“Brill Bruisers” by The New Pornographers 

The Canadian indie-rock “supergroup” The New Pornographers released their sixth studio album Aug. 26. This is the group’s latest album since “Together” in 2010. 

The first single, from which the album’s title is derived, immediately captures the listener with A.C. Newman’s lead vocals and a symphonic, danceable rhythm. The harmonies from the other members overlap a chorus that states “And the sea was alright/ Yeah it was alright/ It’s all we know/ How to never go back.” The instrumentation, synth and vocals collide in a way that proves the song to be an infectious first single and great start to the album. 

One of the best attributes of The New Pornographers is that they are a blended group of successful musicians that take turns stepping up on lead vocals. Neko Case shows off her incredible talent on “Champions of Red Wine,” Dan Bejar sings the album’s second single “War on the East Coast.” Kathryn Calder sings lead on one of the softer tracks “Another Drug Deal of the Heart.” 

The majority of the album has a perfect mixture of harmonies and blended voices that are reminiscent of old rock ‘n’ roll with a new sound that has yet to be explored. Standout tracks also include the hyper “Dancehall Domine,” and with the help of Amber Webber, “Born with a Sound.” The New Pornographers have evolved since their last album four years ago but kept up their signature quirky, danceable sound. 

“El Pintor” by Interpol 

“El Pintor,” the most recent album released by the New York City band since its self-titled album in 2010, is also the first since the departure of bassist, Carlos Dengler. But the drop to the three-member group did not slow Interpol down, and this new album leaves nothing wanting. 

Paul Banks, lead singer and guitarist, added the position of bassist to his repertoire for this album.
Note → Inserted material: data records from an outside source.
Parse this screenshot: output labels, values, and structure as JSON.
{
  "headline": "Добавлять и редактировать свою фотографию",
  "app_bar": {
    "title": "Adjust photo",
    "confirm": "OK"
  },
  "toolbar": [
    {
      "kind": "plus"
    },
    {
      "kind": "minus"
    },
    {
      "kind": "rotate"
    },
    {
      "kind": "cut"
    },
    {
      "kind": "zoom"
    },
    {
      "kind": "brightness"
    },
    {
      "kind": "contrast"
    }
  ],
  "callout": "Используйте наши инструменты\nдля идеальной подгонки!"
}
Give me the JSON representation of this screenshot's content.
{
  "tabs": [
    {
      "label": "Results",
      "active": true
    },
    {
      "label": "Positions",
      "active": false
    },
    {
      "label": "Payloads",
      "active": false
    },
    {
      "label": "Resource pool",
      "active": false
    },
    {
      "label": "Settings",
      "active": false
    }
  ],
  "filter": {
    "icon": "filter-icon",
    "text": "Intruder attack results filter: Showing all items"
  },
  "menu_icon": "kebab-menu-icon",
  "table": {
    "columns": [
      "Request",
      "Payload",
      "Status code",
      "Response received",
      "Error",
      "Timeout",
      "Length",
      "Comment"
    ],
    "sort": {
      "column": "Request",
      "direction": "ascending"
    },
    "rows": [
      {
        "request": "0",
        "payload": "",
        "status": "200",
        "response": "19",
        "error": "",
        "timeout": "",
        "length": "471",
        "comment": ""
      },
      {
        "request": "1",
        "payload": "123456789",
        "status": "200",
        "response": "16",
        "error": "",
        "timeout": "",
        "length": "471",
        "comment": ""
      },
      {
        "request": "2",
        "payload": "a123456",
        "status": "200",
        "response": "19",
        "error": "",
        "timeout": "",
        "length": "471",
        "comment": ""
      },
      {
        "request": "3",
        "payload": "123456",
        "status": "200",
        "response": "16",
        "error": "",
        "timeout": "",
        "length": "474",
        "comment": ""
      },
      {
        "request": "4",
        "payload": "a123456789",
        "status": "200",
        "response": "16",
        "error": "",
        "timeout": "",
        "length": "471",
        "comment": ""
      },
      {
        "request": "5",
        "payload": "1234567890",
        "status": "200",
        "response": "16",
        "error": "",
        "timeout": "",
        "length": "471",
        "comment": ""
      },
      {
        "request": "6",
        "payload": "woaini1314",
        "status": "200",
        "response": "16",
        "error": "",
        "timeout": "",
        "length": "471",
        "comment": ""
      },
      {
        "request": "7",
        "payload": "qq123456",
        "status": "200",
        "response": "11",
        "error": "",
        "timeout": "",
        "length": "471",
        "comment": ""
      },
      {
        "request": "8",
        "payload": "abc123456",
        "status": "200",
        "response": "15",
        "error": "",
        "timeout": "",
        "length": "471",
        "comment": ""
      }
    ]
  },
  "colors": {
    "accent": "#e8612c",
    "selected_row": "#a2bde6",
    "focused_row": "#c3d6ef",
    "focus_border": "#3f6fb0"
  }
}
There is less bass on this album than in their past, but the guitar and drum solos have increased and add a new magic to the group. 

The first single, “All the Rage Back Home” begins as almost a whisper until Banks cranks it up 50 seconds in. The chorus ends with, “I keep falling/ Maybe half the time/ But it’s all the rage back home.” A perfect first single, this song reminds fans of the first two albums, “Turn on the Bright Lights” from 2002 and “Antics” from 2004. 

Other songs that stick out on the album are “My Blue Supreme,” which feels like a depressive, dreamlike song. “Is someone there? I’m dying to be/ Cruising in my blue supreme.” In “Breaker 1,” Banks’ deep voice chants over a strummed guitar rift and a light stir of the drum before leading into a louder, more passionate bridge. “My achness all of days, surrenders of a wild side/ I’m inclined cause I’ve seen my dreams deep fried/ And I take my turns in stride to speed my feet away.” Interpol has always been a band that writes deeply psychological lyrics to match a dark, riveting sound. 

“El Pintor” is an absolute treat, and it shows true growth from the band. Even despite the loss of a member, they stay true to their old sound while still making it feel new. 

Other album recent album releases:

Alt-J: “This is All Yours” Out Tuesday 

Lady Gaga and Tony Bennett: “Cheek to Cheek” Out today 

Aphex Twin: “Syro” Out today 

Julian Casablancas + The Voidz: “Tyranny” Out Tuesday

Tweedy: “Sukierae” Out Tuesday